## TO DO:
Print the records exactly as they are written.

## AVAILABLE DATA:
#####
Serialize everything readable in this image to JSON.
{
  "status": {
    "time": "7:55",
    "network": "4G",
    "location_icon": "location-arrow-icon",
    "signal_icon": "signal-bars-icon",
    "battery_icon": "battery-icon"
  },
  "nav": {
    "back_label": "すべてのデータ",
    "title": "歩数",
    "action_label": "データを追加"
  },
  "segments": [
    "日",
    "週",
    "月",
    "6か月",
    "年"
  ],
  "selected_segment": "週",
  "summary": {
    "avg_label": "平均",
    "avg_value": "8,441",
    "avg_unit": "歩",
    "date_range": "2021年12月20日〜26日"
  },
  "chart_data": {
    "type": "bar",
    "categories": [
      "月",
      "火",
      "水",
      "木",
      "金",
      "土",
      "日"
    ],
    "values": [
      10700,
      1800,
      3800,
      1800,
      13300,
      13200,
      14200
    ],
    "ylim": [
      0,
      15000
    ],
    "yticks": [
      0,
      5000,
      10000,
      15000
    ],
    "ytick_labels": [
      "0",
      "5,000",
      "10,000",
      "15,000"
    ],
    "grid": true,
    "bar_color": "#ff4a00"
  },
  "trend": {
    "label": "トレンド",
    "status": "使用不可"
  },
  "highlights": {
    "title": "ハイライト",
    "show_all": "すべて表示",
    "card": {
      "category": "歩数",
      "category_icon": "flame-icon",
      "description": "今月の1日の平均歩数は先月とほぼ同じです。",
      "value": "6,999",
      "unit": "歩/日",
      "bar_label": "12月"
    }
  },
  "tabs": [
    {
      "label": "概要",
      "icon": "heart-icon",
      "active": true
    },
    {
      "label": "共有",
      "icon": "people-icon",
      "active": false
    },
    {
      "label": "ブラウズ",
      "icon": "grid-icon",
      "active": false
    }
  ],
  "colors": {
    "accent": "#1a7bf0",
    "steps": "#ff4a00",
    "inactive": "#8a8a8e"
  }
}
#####
## ANSWER BOX:
Serialize everything readable in this image to JSON.
{
  "status": {
    "time": "7:55",
    "network": "4G",
    "location_icon": "location-arrow-icon",
    "signal_icon": "signal-bars-icon",
    "battery_icon": "battery-icon"
  },
  "nav": {
    "back_label": "すべてのデータ",
    "title": "歩数",
    "action_label": "データを追加"
  },
  "segments": [
    "日",
    "週",
    "月",
    "6か月",
    "年"
  ],
  "selected_segment": "週",
  "summary": {
    "avg_label": "平均",
    "avg_value": "8,441",
    "avg_unit": "歩",
    "date_range": "2021年12月20日〜26日"
  },
  "chart_data": {
    "type": "bar",
    "categories": [
      "月",
      "火",
      "水",
      "木",
      "金",
      "土",
      "日"
    ],
    "values": [
      10700,
      1800,
      3800,
      1800,
      13300,
      13200,
      14200
    ],
    "ylim": [
      0,
      15000
    ],
    "yticks": [
      0,
      5000,
      10000,
      15000
    ],
    "ytick_labels": [
      "0",
      "5,000",
      "10,000",
      "15,000"
    ],
    "grid": true,
    "bar_color": "#ff4a00"
  },
  "trend": {
    "label": "トレンド",
    "status": "使用不可"
  },
  "highlights": {
    "title": "ハイライト",
    "show_all": "すべて表示",
    "card": {
      "category": "歩数",
      "category_icon": "flame-icon",
      "description": "今月の1日の平均歩数は先月とほぼ同じです。",
      "value": "6,999",
      "unit": "歩/日",
      "bar_label": "12月"
    }
  },
  "tabs": [
    {
      "label": "概要",
      "icon": "heart-icon",
      "active": true
    },
    {
      "label": "共有",
      "icon": "people-icon",
      "active": false
    },
    {
      "label": "ブラウズ",
      "icon": "grid-icon",
      "active": false
    }
  ],
  "colors": {
    "accent": "#1a7bf0",
    "steps": "#ff4a00",
    "inactive": "#8a8a8e"
  }
}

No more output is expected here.